EXCERPTED DATA ::
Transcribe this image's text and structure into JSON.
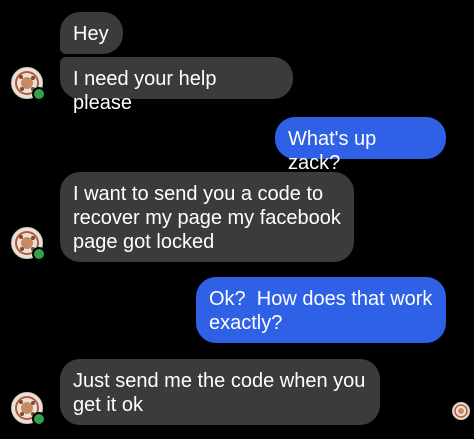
{
  "conversation": {
    "messages": [
      {
        "sender": "them",
        "text": "Hey"
      },
      {
        "sender": "them",
        "text": "I need your help please"
      },
      {
        "sender": "me",
        "text": "What's up zack?"
      },
      {
        "sender": "them",
        "text": "I want to send you a code to recover my page my facebook page got locked"
      },
      {
        "sender": "me",
        "text": "Ok?  How does that work exactly?"
      },
      {
        "sender": "them",
        "text": "Just send me the code when you get it ok"
      }
    ]
  },
  "colors": {
    "background": "#000000",
    "incoming_bubble": "#3a3b3c",
    "outgoing_bubble": "#2f61e6",
    "online_status": "#31a24c"
  },
  "icons": {
    "contact_avatar": "profile-picture-avatar",
    "online_indicator": "online-status-dot",
    "seen_indicator": "read-receipt-avatar"
  }
}
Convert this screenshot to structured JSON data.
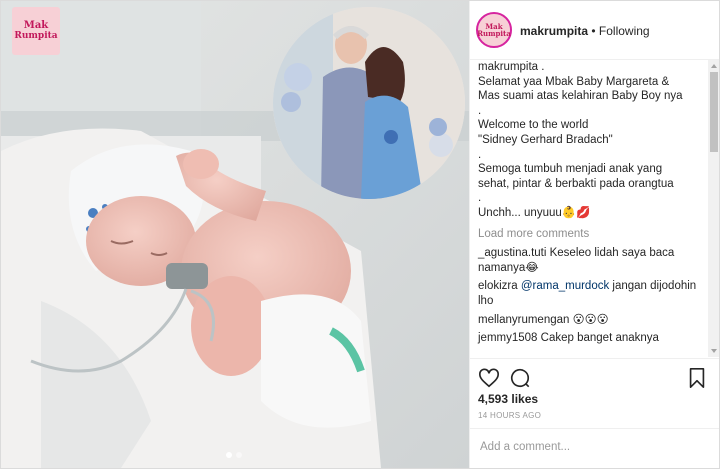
{
  "logo": {
    "line1": "Mak",
    "line2": "Rumpita"
  },
  "header": {
    "avatar": {
      "line1": "Mak",
      "line2": "Rumpita"
    },
    "username": "makrumpita",
    "separator": " • ",
    "follow_status": "Following"
  },
  "caption": {
    "username": "makrumpita .",
    "lines": [
      "Selamat yaa Mbak Baby Margareta &",
      "Mas suami atas kelahiran Baby Boy nya",
      ".",
      "Welcome to the world",
      "\"Sidney Gerhard Bradach\"",
      ".",
      "Semoga tumbuh menjadi anak yang",
      "sehat, pintar & berbakti pada orangtua",
      ".",
      "Unchh... unyuuu👶💋"
    ]
  },
  "load_more": "Load more comments",
  "comments": [
    {
      "user": "_agustina.tuti",
      "text": " Keseleo lidah saya baca namanya😂"
    },
    {
      "user": "elokizra",
      "mention": "@rama_murdock",
      "text": " jangan dijodohin lho"
    },
    {
      "user": "mellanyrumengan",
      "text": " 😮😮😮"
    },
    {
      "user": "jemmy1508",
      "text": " Cakep banget anaknya"
    }
  ],
  "likes": "4,593 likes",
  "timestamp": "14 HOURS AGO",
  "comment_input": {
    "placeholder": "Add a comment..."
  },
  "icons": [
    "heart-icon",
    "comment-icon",
    "bookmark-icon"
  ],
  "colors": {
    "mention": "#003569",
    "muted": "#8e8e8e",
    "logo_bg": "#f7d0d6",
    "logo_text": "#c2185b"
  }
}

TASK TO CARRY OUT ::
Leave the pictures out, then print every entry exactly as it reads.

COMPLETED TASK ::
Transcribe this image's text and structure into JSON.
{
  "conversation": {
    "messages": [
      {
        "sender": "them",
        "text": "Hey"
      },
      {
        "sender": "them",
        "text": "I need your help please"
      },
      {
        "sender": "me",
        "text": "What's up zack?"
      },
      {
        "sender": "them",
        "text": "I want to send you a code to recover my page my facebook page got locked"
      },
      {
        "sender": "me",
        "text": "Ok?  How does that work exactly?"
      },
      {
        "sender": "them",
        "text": "Just send me the code when you get it ok"
      }
    ]
  },
  "colors": {
    "background": "#000000",
    "incoming_bubble": "#3a3b3c",
    "outgoing_bubble": "#2f61e6",
    "online_status": "#31a24c"
  },
  "icons": {
    "contact_avatar": "profile-picture-avatar",
    "online_indicator": "online-status-dot",
    "seen_indicator": "read-receipt-avatar"
  }
}
Convert this screenshot to structured JSON data.
{
  "logo": {
    "line1": "Mak",
    "line2": "Rumpita"
  },
  "header": {
    "avatar": {
      "line1": "Mak",
      "line2": "Rumpita"
    },
    "username": "makrumpita",
    "separator": " • ",
    "follow_status": "Following"
  },
  "caption": {
    "username": "makrumpita .",
    "lines": [
      "Selamat yaa Mbak Baby Margareta &",
      "Mas suami atas kelahiran Baby Boy nya",
      ".",
      "Welcome to the world",
      "\"Sidney Gerhard Bradach\"",
      ".",
      "Semoga tumbuh menjadi anak yang",
      "sehat, pintar & berbakti pada orangtua",
      ".",
      "Unchh... unyuuu👶💋"
    ]
  },
  "load_more": "Load more comments",
  "comments": [
    {
      "user": "_agustina.tuti",
      "text": " Keseleo lidah saya baca namanya😂"
    },
    {
      "user": "elokizra",
      "mention": "@rama_murdock",
      "text": " jangan dijodohin lho"
    },
    {
      "user": "mellanyrumengan",
      "text": " 😮😮😮"
    },
    {
      "user": "jemmy1508",
      "text": " Cakep banget anaknya"
    }
  ],
  "likes": "4,593 likes",
  "timestamp": "14 HOURS AGO",
  "comment_input": {
    "placeholder": "Add a comment..."
  },
  "icons": [
    "heart-icon",
    "comment-icon",
    "bookmark-icon"
  ],
  "colors": {
    "mention": "#003569",
    "muted": "#8e8e8e",
    "logo_bg": "#f7d0d6",
    "logo_text": "#c2185b"
  }
}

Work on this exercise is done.